The task:
Quote all of the entries word for word.

Top of Material shown

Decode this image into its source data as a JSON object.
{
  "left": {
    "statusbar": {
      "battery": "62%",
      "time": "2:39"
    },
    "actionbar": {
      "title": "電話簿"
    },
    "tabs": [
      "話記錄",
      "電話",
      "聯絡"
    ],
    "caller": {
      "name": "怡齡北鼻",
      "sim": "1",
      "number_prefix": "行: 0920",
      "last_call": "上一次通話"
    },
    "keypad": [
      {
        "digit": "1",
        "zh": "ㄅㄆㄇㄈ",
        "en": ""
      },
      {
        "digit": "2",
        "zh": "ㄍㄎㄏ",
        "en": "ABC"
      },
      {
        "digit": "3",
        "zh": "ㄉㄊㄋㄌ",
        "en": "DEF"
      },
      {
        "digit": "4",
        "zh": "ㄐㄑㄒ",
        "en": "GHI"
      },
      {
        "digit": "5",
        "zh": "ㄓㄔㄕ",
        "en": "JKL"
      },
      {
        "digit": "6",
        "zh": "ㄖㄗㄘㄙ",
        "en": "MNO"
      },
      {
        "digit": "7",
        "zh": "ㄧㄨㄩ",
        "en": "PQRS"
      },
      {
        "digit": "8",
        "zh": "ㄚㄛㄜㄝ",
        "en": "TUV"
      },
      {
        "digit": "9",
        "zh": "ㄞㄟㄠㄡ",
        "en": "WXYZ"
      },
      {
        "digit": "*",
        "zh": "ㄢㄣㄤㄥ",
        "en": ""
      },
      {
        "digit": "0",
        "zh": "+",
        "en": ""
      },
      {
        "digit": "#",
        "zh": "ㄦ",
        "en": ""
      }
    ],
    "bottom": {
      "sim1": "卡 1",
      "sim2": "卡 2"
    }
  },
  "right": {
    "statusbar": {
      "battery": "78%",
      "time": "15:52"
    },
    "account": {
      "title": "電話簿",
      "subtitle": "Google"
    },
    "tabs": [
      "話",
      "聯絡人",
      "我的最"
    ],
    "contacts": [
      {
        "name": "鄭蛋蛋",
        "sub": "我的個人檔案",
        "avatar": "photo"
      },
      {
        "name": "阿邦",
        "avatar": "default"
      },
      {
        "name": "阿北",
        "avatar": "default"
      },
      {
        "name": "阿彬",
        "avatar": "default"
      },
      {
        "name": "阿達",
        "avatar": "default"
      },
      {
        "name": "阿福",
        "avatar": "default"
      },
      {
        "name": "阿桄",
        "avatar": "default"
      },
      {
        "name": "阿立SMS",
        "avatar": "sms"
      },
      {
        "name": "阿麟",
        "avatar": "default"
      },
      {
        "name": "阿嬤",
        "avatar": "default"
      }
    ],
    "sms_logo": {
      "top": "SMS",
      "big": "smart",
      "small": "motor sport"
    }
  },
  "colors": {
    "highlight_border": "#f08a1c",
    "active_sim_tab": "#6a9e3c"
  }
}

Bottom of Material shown

Response to the task:
Decode this image into its source data as a JSON object.
{
  "left": {
    "statusbar": {
      "battery": "62%",
      "time": "2:39"
    },
    "actionbar": {
      "title": "電話簿"
    },
    "tabs": [
      "話記錄",
      "電話",
      "聯絡"
    ],
    "caller": {
      "name": "怡齡北鼻",
      "sim": "1",
      "number_prefix": "行: 0920",
      "last_call": "上一次通話"
    },
    "keypad": [
      {
        "digit": "1",
        "zh": "ㄅㄆㄇㄈ",
        "en": ""
      },
      {
        "digit": "2",
        "zh": "ㄍㄎㄏ",
        "en": "ABC"
      },
      {
        "digit": "3",
        "zh": "ㄉㄊㄋㄌ",
        "en": "DEF"
      },
      {
        "digit": "4",
        "zh": "ㄐㄑㄒ",
        "en": "GHI"
      },
      {
        "digit": "5",
        "zh": "ㄓㄔㄕ",
        "en": "JKL"
      },
      {
        "digit": "6",
        "zh": "ㄖㄗㄘㄙ",
        "en": "MNO"
      },
      {
        "digit": "7",
        "zh": "ㄧㄨㄩ",
        "en": "PQRS"
      },
      {
        "digit": "8",
        "zh": "ㄚㄛㄜㄝ",
        "en": "TUV"
      },
      {
        "digit": "9",
        "zh": "ㄞㄟㄠㄡ",
        "en": "WXYZ"
      },
      {
        "digit": "*",
        "zh": "ㄢㄣㄤㄥ",
        "en": ""
      },
      {
        "digit": "0",
        "zh": "+",
        "en": ""
      },
      {
        "digit": "#",
        "zh": "ㄦ",
        "en": ""
      }
    ],
    "bottom": {
      "sim1": "卡 1",
      "sim2": "卡 2"
    }
  },
  "right": {
    "statusbar": {
      "battery": "78%",
      "time": "15:52"
    },
    "account": {
      "title": "電話簿",
      "subtitle": "Google"
    },
    "tabs": [
      "話",
      "聯絡人",
      "我的最"
    ],
    "contacts": [
      {
        "name": "鄭蛋蛋",
        "sub": "我的個人檔案",
        "avatar": "photo"
      },
      {
        "name": "阿邦",
        "avatar": "default"
      },
      {
        "name": "阿北",
        "avatar": "default"
      },
      {
        "name": "阿彬",
        "avatar": "default"
      },
      {
        "name": "阿達",
        "avatar": "default"
      },
      {
        "name": "阿福",
        "avatar": "default"
      },
      {
        "name": "阿桄",
        "avatar": "default"
      },
      {
        "name": "阿立SMS",
        "avatar": "sms"
      },
      {
        "name": "阿麟",
        "avatar": "default"
      },
      {
        "name": "阿嬤",
        "avatar": "default"
      }
    ],
    "sms_logo": {
      "top": "SMS",
      "big": "smart",
      "small": "motor sport"
    }
  },
  "colors": {
    "highlight_border": "#f08a1c",
    "active_sim_tab": "#6a9e3c"
  }
}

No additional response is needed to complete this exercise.